Mimi LeBeau was a Dartmouth Freshman making her first whitewater trip with the Ledyard Canoe Club. A gifted athlete, she was a nationally ranked flat water kayak racer. She had been introduced to whitewater kayaking via a series of "pool sessions" as a member of Ledyard Canoe Club, including basic strokes and roll instruction, and had previously paddled some easy rapids. She had also run easy rivers with people she met before college. She was part of a group which included two very experienced paddlers, several people with solid beginner skills, and a few novices like herself. The group made its way down without incident except for the occasional swim which is to be expected on novice trips.

The group gathered in an eddy to discuss a major obstacle downstream: a submerged tree. Mimi flipped when leaving the eddy; I believe that she was probably floating upside down until she made contact with the tree. At this point she probably came out of her boat and was pinned fast under about 3' of water. Several other students had problems here. Once the group realized she was gone, they initiated a search. They guessed she was pinned in the tree, but it was not until 75 minutes later, when the dam was turned off, that they could recover her body. Her life jacket had been ripped off and her sweater pulled over her head by the force of the water.

SOURCES: Jim Heally, Bill Huber

ANALYSIS:

1) High water covers up obstacles while increasing the speed and power of the river. It makes a flip more likely and rescue much more difficult. Although the river probably looked fine at the put-in, the flow increased substantially over the course of the trip. This added push can be troublesome for marginal paddlers, and although they are more likely to capsize and harder to get to shore, the added water makes swimming less abusive. Calculating water levels under conditions of high inflow can be difficult, and is best done at the take-out.

On the Lower West River, high water did not increase to the difficulty much.

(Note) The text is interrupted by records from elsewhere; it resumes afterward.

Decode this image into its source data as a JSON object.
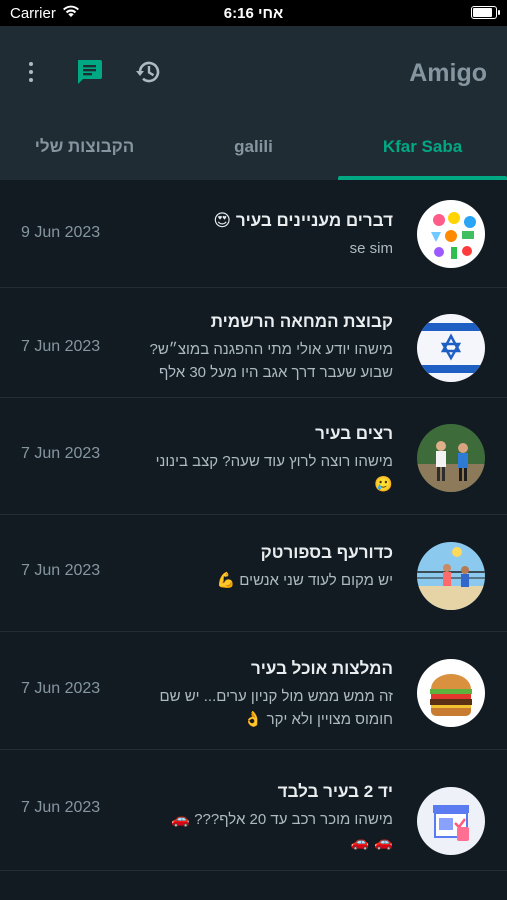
{
  "status_bar": {
    "carrier": "Carrier",
    "time": "6:16 אחי",
    "battery_level": 0.95
  },
  "header": {
    "title": "Amigo",
    "icons": [
      "more-vertical-icon",
      "chat-icon",
      "history-icon"
    ],
    "accent_color": "#00a884"
  },
  "tabs": [
    {
      "label": "Kfar Saba",
      "active": true
    },
    {
      "label": "galili",
      "active": false
    },
    {
      "label": "הקבוצות שלי",
      "active": false
    }
  ],
  "groups": [
    {
      "name": "דברים מעניינים בעיר",
      "name_emoji": "😍",
      "last_message": "se sim",
      "date": "9 Jun 2023",
      "avatar": "stickers"
    },
    {
      "name": "קבוצת המחאה הרשמית",
      "last_message_line1": "מישהו יודע אולי מתי ההפגנה במוצ״ש?",
      "last_message_line2": "שבוע שעבר דרך אגב היו מעל 30 אלף",
      "date": "7 Jun 2023",
      "avatar": "israel-flag"
    },
    {
      "name": "רצים בעיר",
      "last_message_line1": "מישהו רוצה לרוץ עוד שעה? קצב בינוני",
      "last_message_line2": "🥲",
      "date": "7 Jun 2023",
      "avatar": "runners"
    },
    {
      "name": "כדורעף בספורטק",
      "last_message": "יש מקום לעוד שני אנשים 💪",
      "date": "7 Jun 2023",
      "avatar": "volleyball"
    },
    {
      "name": "המלצות אוכל בעיר",
      "last_message_line1": "זה ממש ממש מול קניון ערים... יש שם",
      "last_message_line2": "חומוס מצויין ולא יקר 👌",
      "date": "7 Jun 2023",
      "avatar": "burger"
    },
    {
      "name": "יד 2 בעיר בלבד",
      "last_message_line1": "מישהו מוכר רכב עד 20 אלף??? 🚗",
      "last_message_line2": "🚗 🚗",
      "date": "7 Jun 2023",
      "avatar": "shop"
    }
  ]
}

But the accident site was the exception. Although not uniformly fatal (several students brushed it; one swain through it) it was clearly an unusual hazard which merited a conservative approach.

2) When Mimi hung in her boat instead of bailing out she unwittingly exposed herself to danger. Being underwater, she could not see ahead and was unable to take protective action. There are two theories: one is that she was trying to roll as she had been trained. The second is that she may have been waiting for a bow rescue. The latter possibility troubles me. Bow rescues are being used increasingly to rescue novices on training trips. They work well in flat water and in the runout of rapids where calm water lies downstream. But the use of this technique on river trips is not, in my opinion, advisable in the light of this accident.

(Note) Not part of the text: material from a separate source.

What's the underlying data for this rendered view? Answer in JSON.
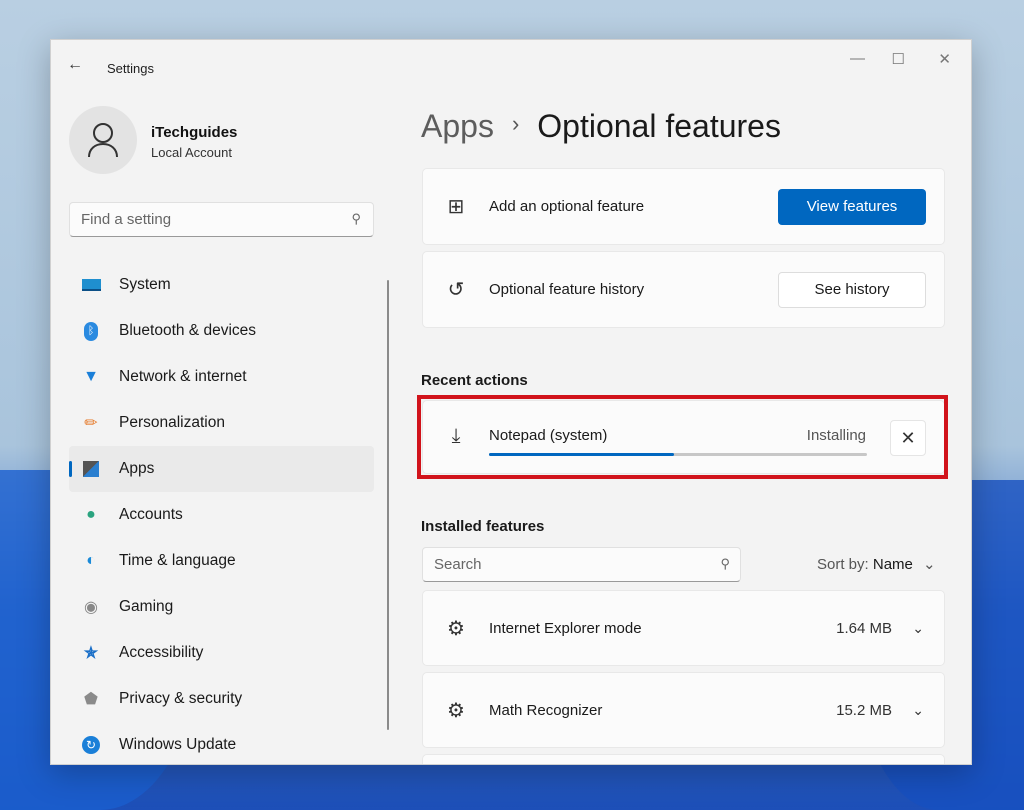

We're not sure if the bow rescue theory is true; none of the survivors made such a pre-arrangement with Mimi, but it could have been a holdover from pool training. Mimi's death has taught us that when the current is continuous and help is far away bow rescues are too risky. The student will be at best exhausted and out of air when they bail out. What probably happened to Mimi is that by bailing out by the strainer she pushed herself underwater just before impact. This resulted in an unusually deep entrapment. Out of air and exhausted, she never had a chance. Every paddler should be taught aggressive self rescue skills, and those who can't roll should bail out at once to maximize their ability to deal with what lies below.

CONCLUSIONS: This was a strong, well-equipped novice trip by today's standards. This was not enough to prevent the tragedy. It's a clear indication of how a "virtue", like hanging in your boat, can work against you in some circumstances. Such behavior is worth discouraging on future beginner trips.

Postscript: Ms. Lebeau's family sued Dartmouth College, whose Ledyard Canoe Club is the oldest collegeate paddling club in the country. The same students who lead this informnal outing also taugfht classes for the PE department., and there were no waivers or policies separating the activity from the student run club, much less the informal "pickup" trips.  This failure, rather than any breaches of safety under water, cost them the case.